Article Abstract

The strides to reduce salt intake in Brazil: have we done enough?

Authors: Eduardo Augusto Fernandes Nilson
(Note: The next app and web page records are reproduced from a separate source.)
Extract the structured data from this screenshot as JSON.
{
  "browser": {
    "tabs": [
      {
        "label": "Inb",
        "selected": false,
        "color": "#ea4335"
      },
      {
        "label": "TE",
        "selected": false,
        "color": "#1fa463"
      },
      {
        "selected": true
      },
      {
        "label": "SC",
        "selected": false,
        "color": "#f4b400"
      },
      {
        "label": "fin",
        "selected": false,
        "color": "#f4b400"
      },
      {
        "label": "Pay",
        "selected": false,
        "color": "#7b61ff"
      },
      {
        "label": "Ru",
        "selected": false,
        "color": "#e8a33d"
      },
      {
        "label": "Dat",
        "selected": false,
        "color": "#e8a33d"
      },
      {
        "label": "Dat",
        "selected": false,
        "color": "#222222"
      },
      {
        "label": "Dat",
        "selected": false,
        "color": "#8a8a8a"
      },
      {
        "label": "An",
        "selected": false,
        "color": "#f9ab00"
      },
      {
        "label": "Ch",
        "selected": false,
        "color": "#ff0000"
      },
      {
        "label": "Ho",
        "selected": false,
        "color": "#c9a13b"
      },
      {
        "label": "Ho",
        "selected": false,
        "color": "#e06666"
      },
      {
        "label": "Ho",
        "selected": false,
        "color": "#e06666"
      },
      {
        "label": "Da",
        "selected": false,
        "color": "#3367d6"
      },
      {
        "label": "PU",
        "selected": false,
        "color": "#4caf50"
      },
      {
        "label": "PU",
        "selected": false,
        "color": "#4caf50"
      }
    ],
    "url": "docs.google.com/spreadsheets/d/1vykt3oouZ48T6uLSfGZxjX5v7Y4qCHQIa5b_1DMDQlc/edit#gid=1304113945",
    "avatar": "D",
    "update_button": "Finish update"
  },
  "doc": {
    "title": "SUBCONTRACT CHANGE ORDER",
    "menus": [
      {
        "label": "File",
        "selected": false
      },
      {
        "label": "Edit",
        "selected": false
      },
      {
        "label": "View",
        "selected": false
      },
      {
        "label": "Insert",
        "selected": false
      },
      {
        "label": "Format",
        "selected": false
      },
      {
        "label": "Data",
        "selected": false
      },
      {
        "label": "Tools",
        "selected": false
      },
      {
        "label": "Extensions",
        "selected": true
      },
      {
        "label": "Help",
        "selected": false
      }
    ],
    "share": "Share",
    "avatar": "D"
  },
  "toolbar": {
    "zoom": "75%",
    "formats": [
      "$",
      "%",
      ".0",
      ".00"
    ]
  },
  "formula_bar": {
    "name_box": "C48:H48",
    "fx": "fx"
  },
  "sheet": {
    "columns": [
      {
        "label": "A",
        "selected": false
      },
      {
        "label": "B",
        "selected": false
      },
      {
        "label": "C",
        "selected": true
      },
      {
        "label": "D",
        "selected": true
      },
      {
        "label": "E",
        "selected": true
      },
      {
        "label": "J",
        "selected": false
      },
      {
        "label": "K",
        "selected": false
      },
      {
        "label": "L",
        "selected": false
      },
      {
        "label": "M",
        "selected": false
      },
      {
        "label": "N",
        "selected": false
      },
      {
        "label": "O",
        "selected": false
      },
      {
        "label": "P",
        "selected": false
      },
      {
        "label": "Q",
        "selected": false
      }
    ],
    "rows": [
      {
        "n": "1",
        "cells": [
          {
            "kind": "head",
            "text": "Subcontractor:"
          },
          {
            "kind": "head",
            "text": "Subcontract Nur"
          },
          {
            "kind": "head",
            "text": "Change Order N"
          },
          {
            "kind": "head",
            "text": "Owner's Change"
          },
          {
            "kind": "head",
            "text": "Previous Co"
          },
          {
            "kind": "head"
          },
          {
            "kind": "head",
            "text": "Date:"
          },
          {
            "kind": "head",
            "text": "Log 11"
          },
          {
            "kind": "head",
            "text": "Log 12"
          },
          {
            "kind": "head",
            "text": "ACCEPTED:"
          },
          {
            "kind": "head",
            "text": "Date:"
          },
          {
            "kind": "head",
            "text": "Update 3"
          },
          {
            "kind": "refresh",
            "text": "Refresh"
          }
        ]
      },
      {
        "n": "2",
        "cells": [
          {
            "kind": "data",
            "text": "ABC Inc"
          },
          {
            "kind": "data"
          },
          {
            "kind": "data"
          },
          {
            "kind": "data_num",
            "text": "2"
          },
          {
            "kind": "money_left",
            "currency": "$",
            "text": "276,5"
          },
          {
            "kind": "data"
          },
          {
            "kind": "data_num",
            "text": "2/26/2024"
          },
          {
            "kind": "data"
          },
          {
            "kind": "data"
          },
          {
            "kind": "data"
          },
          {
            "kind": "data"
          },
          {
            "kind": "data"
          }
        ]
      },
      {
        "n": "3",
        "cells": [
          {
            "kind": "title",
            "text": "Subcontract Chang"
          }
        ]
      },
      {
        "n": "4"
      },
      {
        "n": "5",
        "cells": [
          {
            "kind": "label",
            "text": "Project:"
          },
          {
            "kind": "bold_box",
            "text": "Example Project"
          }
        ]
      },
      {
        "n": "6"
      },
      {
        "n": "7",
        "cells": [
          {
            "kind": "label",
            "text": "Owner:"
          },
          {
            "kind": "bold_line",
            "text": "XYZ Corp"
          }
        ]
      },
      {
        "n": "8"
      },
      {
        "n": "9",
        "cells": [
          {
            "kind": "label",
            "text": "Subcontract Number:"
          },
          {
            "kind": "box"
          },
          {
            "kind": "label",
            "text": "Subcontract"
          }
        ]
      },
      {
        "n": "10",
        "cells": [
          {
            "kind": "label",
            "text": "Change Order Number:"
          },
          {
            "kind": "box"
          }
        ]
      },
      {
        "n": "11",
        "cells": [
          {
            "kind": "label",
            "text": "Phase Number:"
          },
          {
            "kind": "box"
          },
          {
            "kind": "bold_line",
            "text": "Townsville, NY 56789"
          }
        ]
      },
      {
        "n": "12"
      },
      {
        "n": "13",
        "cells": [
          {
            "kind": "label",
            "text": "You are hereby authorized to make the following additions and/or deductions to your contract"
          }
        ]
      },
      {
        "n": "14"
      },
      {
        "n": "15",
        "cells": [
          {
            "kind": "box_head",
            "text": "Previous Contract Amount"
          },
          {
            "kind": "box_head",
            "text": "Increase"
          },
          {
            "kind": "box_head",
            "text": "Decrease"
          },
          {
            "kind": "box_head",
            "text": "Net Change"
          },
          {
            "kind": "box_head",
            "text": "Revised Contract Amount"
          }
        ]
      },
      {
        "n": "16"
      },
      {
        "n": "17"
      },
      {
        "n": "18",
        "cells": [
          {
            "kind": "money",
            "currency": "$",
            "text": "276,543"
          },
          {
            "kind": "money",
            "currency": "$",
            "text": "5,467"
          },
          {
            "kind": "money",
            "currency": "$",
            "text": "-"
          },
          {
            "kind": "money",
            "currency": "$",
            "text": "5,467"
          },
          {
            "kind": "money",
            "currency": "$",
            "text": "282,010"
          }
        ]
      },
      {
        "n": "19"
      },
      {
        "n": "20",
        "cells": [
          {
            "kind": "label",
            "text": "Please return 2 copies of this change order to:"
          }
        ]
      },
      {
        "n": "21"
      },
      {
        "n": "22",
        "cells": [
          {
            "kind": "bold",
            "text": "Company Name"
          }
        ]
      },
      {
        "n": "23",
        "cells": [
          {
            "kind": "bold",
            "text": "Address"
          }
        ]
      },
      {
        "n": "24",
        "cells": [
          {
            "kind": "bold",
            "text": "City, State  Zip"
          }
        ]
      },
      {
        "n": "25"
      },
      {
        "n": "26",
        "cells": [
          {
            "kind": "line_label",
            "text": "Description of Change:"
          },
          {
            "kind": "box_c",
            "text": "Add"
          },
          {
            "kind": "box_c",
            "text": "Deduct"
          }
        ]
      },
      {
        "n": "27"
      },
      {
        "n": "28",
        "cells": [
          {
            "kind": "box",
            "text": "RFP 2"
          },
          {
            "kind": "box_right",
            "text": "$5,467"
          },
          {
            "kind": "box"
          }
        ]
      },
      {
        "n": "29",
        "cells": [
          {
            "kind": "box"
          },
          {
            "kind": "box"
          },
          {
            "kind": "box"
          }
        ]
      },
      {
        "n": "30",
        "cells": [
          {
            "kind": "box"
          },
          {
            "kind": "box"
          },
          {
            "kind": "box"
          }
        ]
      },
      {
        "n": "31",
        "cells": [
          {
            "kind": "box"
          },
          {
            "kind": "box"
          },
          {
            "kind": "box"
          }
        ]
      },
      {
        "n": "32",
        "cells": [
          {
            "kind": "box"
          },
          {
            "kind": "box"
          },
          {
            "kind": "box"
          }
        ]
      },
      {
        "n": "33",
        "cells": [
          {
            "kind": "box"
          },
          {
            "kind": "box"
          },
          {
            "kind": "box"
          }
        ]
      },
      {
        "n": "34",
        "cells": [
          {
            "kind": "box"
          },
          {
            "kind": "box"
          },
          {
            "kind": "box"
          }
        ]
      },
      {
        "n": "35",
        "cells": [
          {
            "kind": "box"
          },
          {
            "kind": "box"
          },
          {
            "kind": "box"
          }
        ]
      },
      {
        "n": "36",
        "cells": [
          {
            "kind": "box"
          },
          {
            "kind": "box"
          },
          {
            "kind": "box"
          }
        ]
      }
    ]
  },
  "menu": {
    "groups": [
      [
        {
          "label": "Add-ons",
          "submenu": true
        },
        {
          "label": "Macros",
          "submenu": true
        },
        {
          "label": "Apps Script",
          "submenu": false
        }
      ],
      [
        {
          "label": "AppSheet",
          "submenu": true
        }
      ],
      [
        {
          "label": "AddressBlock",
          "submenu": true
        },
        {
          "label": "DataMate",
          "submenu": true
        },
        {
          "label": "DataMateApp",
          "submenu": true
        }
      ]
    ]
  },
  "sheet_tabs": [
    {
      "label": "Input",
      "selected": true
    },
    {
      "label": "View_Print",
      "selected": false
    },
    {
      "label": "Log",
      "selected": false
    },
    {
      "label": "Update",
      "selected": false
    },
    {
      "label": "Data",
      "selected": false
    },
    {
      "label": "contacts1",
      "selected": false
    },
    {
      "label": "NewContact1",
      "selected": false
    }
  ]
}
Non-communicable chronic diseases (NCDs) are a major cause of morbidity and mortality in Brazil and inadequate diet is an important risk factor. Among the NCDs, cardiovascular diseases are very prevalent and sodium reduction in the population is a priority of health sector, because Brazilians consume more than twice the daily World Health Organization (WHO) sodium recommendation. Taking into account that sodium sources vary in the country among different age and income groups, several strategies are needed in order to reduce sodium intake, as consumer education, food reformulation, health promotion in school and work settings, food regulation and healthcare initiatives. So far, since 2011, the first results of sodium targets for processed foods and healthcare improvements are promising, and bring lessons that can be helpful for other countries. Nevertheless, more efforts on communication for healthy behaviors, food regulation, engagement of other partners and stakeholders and improving the monitoring system are key to advance in reducing sodium consumption from 4,700 to 2,000 mg per day until 2020.